Smartphone-Based Infrastructure Work Order Submission

Victor L. Guinn

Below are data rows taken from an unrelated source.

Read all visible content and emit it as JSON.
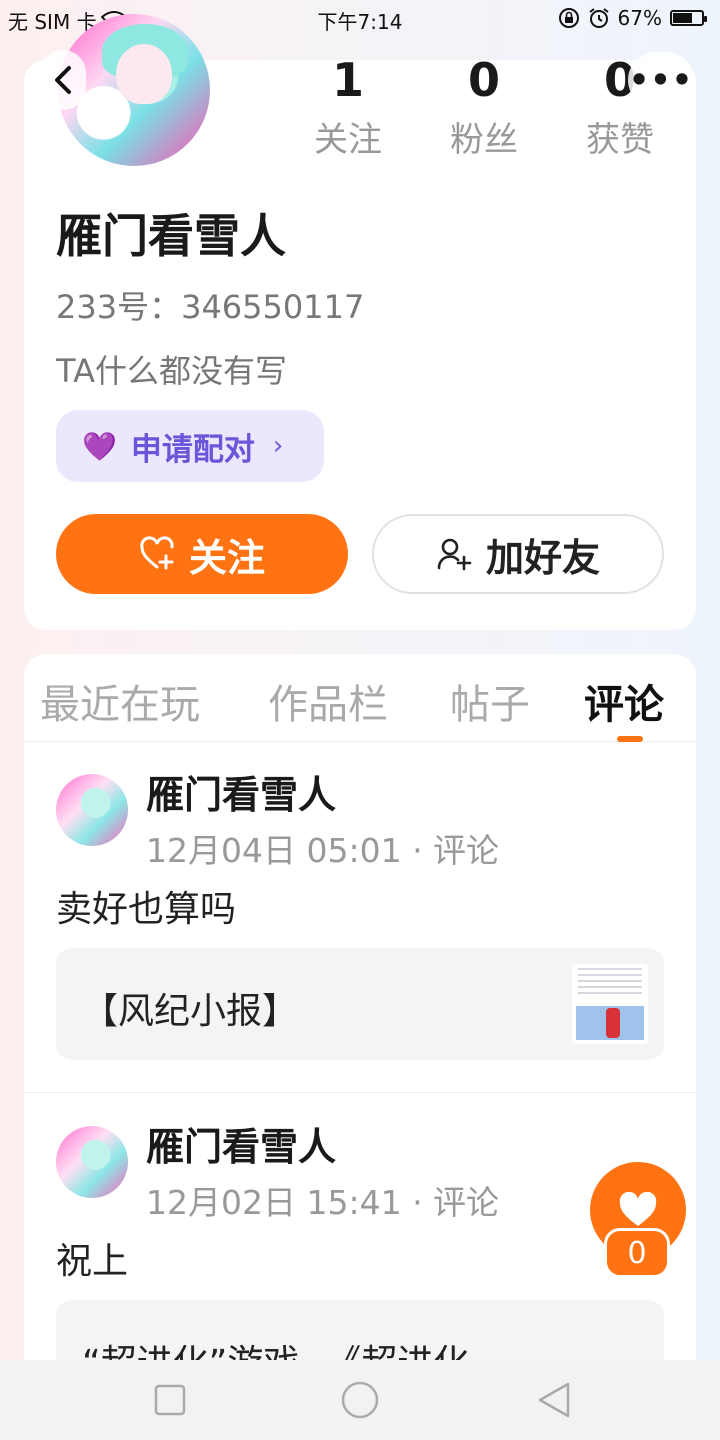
{
  "status_bar": {
    "carrier": "无 SIM 卡",
    "time": "下午7:14",
    "battery": "67%",
    "battery_level": 0.67
  },
  "profile": {
    "following_count": "1",
    "following_label": "关注",
    "followers_count": "0",
    "followers_label": "粉丝",
    "likes_count": "0",
    "likes_label": "获赞",
    "name": "雁门看雪人",
    "uid": "233号：346550117",
    "bio": "TA什么都没有写",
    "match_label": "申请配对",
    "follow_label": "关注",
    "add_friend_label": "加好友"
  },
  "tabs": [
    {
      "label": "最近在玩",
      "active": false
    },
    {
      "label": "作品栏",
      "active": false
    },
    {
      "label": "帖子",
      "active": false
    },
    {
      "label": "评论",
      "active": true
    }
  ],
  "posts": [
    {
      "author": "雁门看雪人",
      "meta": "12月04日 05:01 · 评论",
      "text": "卖好也算吗",
      "ref_title": "【风纪小报】"
    },
    {
      "author": "雁门看雪人",
      "meta": "12月02日 15:41 · 评论",
      "text": "祝上",
      "ref_title": "“超进化”游戏--《超进化"
    }
  ],
  "like_fab": {
    "count": "0"
  },
  "colors": {
    "accent": "#ff7312",
    "match_bg": "#ebe7fd",
    "match_text": "#6b55d8"
  }
}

Air Force Civil Engineers (CE) require a constant stream of current information about facility problems to diagnose, prioritize, repair and maintain the large infrastructure inventory needed for day to day operations. Controllers currently rely on information collected via verbal submissions from facility owners, from which they create text based work orders to repair infrastructure issues. Verbal submission is limited in its ability to diagnose the growing, and increasingly complex facility infrastructure systems. Newly developed smartphone-based work order submission may hold the key to this problem. To test if smartphone-based submission systems generate more useful information, an experiment was designed to test submission systems using simulations of real-world, historically based maintenance scenarios. A course of broken infrastructure was laid out and test subjects asked to submit work orders utilizing either verbal or smartphone-based submission systems. Analysis revealed that the smartphone system had the greatest information usefulness, mitigated the CE organizational language barrier, and allowed any individual regardless of facility diagnostic experience to submit a work order at the level of an expert. These results show that smartphone technology is capable of not only quickly being able to relay more pertinent information to a CE craftsman, but in the hands of any Airmen the system allows them to freely communicate with CE craftsmen as if they were facility diagnostic experts themselves.